Like many people, I started my working life as a barista. I’ll never forget my shock when an elderly man asked my 17-year-old self out on a date. Didn’t he realize I was just being nice as part of my job?
The February 2 In These Times post Grin and Abhor It: The Truth Behind ‘Service with a Smile’ details how the service industry demands that workers appear happy, empathetic, or flirtatious as part of the job. These expectations especially impact female workers, who are considered naturally endowed with social and emotional skills.
Lady sociologist Arlie Russell Hochschild coined the term “emotional labor” to describe employer demands that are outside the bounds of the traditional job. As the article writes, “Hochschild has spent decades writing of the role such labor plays in the lives of workers, especially women workers.
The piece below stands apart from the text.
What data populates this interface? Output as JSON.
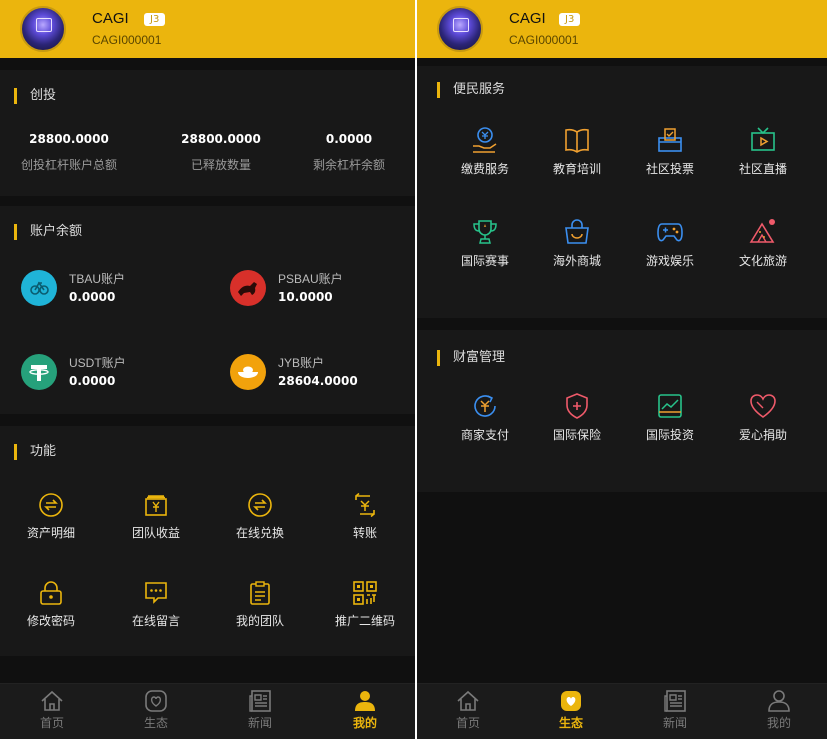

She co-edited with Barbara Ehrenreich the book Global Woman, which looked at the role of women, many of them migrant women, in the ‘new economy,’ exploring the ways in which women’s supposed skill at emotional labor leads to their exploitation as low-paid care and service workers.”